** Data follows **

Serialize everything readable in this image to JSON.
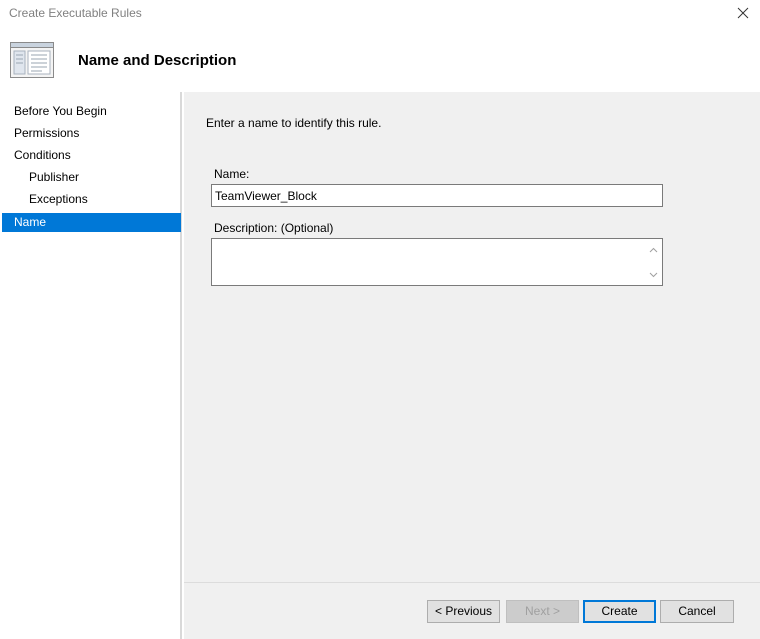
{
  "window": {
    "title": "Create Executable Rules"
  },
  "header": {
    "title": "Name and Description",
    "icon": "wizard-page-icon"
  },
  "nav": {
    "items": [
      {
        "label": "Before You Begin",
        "level": 0,
        "selected": false
      },
      {
        "label": "Permissions",
        "level": 0,
        "selected": false
      },
      {
        "label": "Conditions",
        "level": 0,
        "selected": false
      },
      {
        "label": "Publisher",
        "level": 1,
        "selected": false
      },
      {
        "label": "Exceptions",
        "level": 1,
        "selected": false
      },
      {
        "label": "Name",
        "level": 0,
        "selected": true
      }
    ]
  },
  "main": {
    "instruction": "Enter a name to identify this rule.",
    "name_label": "Name:",
    "name_value": "TeamViewer_Block",
    "description_label": "Description: (Optional)",
    "description_value": ""
  },
  "buttons": {
    "previous": "< Previous",
    "next": "Next >",
    "create": "Create",
    "cancel": "Cancel"
  },
  "colors": {
    "selection": "#0078d7",
    "panel_bg": "#f0f0f0"
  }
}
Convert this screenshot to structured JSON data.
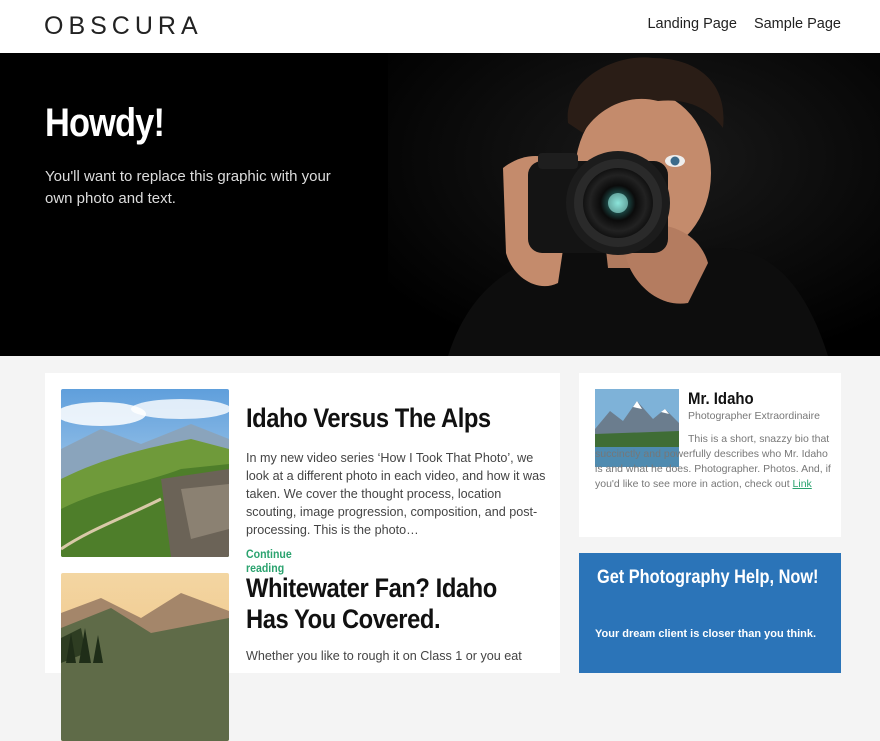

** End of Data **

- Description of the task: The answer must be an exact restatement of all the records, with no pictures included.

- Solution below:
Serialize everything readable in this image to JSON.
{
  "window": {
    "title": "Create Executable Rules"
  },
  "header": {
    "title": "Name and Description",
    "icon": "wizard-page-icon"
  },
  "nav": {
    "items": [
      {
        "label": "Before You Begin",
        "level": 0,
        "selected": false
      },
      {
        "label": "Permissions",
        "level": 0,
        "selected": false
      },
      {
        "label": "Conditions",
        "level": 0,
        "selected": false
      },
      {
        "label": "Publisher",
        "level": 1,
        "selected": false
      },
      {
        "label": "Exceptions",
        "level": 1,
        "selected": false
      },
      {
        "label": "Name",
        "level": 0,
        "selected": true
      }
    ]
  },
  "main": {
    "instruction": "Enter a name to identify this rule.",
    "name_label": "Name:",
    "name_value": "TeamViewer_Block",
    "description_label": "Description: (Optional)",
    "description_value": ""
  },
  "buttons": {
    "previous": "< Previous",
    "next": "Next >",
    "create": "Create",
    "cancel": "Cancel"
  },
  "colors": {
    "selection": "#0078d7",
    "panel_bg": "#f0f0f0"
  }
}
Convert this screenshot to structured JSON data.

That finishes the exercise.